- REQUIRED WORK -
Please give the entries again in full and exactly, without any picture.

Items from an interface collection
#####

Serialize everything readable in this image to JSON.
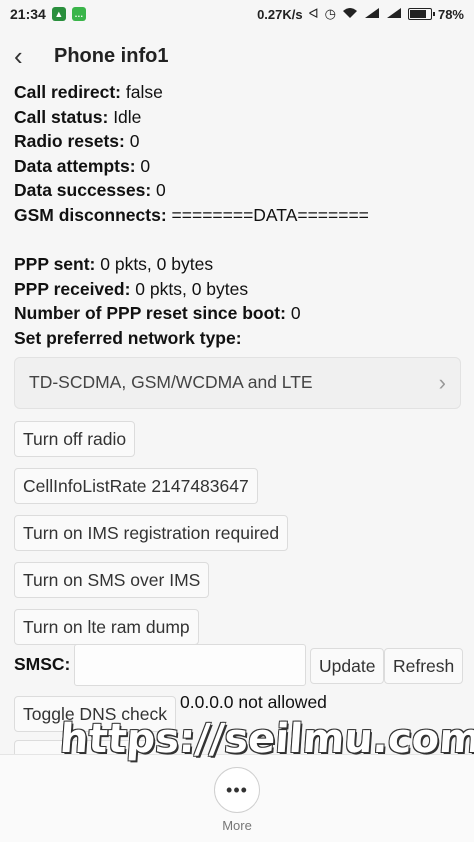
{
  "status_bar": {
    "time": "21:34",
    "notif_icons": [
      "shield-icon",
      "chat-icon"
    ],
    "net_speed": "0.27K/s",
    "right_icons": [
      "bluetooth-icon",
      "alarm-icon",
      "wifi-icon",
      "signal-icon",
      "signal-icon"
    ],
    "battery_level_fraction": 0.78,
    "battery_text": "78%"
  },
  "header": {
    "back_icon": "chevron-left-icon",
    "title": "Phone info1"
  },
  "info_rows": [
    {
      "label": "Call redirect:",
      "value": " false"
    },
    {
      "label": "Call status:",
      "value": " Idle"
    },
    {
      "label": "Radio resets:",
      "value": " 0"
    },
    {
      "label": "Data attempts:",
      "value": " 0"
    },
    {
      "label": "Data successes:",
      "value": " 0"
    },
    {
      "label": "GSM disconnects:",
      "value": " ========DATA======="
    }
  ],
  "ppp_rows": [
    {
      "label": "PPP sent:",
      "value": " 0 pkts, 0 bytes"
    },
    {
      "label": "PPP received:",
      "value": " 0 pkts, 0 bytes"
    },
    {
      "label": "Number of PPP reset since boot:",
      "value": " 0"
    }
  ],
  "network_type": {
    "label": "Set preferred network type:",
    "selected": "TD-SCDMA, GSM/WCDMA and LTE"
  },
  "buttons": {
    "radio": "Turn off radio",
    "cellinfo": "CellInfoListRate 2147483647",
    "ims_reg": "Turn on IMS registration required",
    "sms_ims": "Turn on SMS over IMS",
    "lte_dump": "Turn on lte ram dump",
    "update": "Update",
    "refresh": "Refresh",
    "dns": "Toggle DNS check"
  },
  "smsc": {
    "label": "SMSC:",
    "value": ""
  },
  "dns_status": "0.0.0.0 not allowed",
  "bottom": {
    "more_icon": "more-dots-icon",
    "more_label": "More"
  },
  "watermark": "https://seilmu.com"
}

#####

- EXERCISE ANSWER -
Serialize everything readable in this image to JSON.
{
  "status_bar": {
    "time": "21:34",
    "notif_icons": [
      "shield-icon",
      "chat-icon"
    ],
    "net_speed": "0.27K/s",
    "right_icons": [
      "bluetooth-icon",
      "alarm-icon",
      "wifi-icon",
      "signal-icon",
      "signal-icon"
    ],
    "battery_level_fraction": 0.78,
    "battery_text": "78%"
  },
  "header": {
    "back_icon": "chevron-left-icon",
    "title": "Phone info1"
  },
  "info_rows": [
    {
      "label": "Call redirect:",
      "value": " false"
    },
    {
      "label": "Call status:",
      "value": " Idle"
    },
    {
      "label": "Radio resets:",
      "value": " 0"
    },
    {
      "label": "Data attempts:",
      "value": " 0"
    },
    {
      "label": "Data successes:",
      "value": " 0"
    },
    {
      "label": "GSM disconnects:",
      "value": " ========DATA======="
    }
  ],
  "ppp_rows": [
    {
      "label": "PPP sent:",
      "value": " 0 pkts, 0 bytes"
    },
    {
      "label": "PPP received:",
      "value": " 0 pkts, 0 bytes"
    },
    {
      "label": "Number of PPP reset since boot:",
      "value": " 0"
    }
  ],
  "network_type": {
    "label": "Set preferred network type:",
    "selected": "TD-SCDMA, GSM/WCDMA and LTE"
  },
  "buttons": {
    "radio": "Turn off radio",
    "cellinfo": "CellInfoListRate 2147483647",
    "ims_reg": "Turn on IMS registration required",
    "sms_ims": "Turn on SMS over IMS",
    "lte_dump": "Turn on lte ram dump",
    "update": "Update",
    "refresh": "Refresh",
    "dns": "Toggle DNS check"
  },
  "smsc": {
    "label": "SMSC:",
    "value": ""
  },
  "dns_status": "0.0.0.0 not allowed",
  "bottom": {
    "more_icon": "more-dots-icon",
    "more_label": "More"
  },
  "watermark": "https://seilmu.com"
}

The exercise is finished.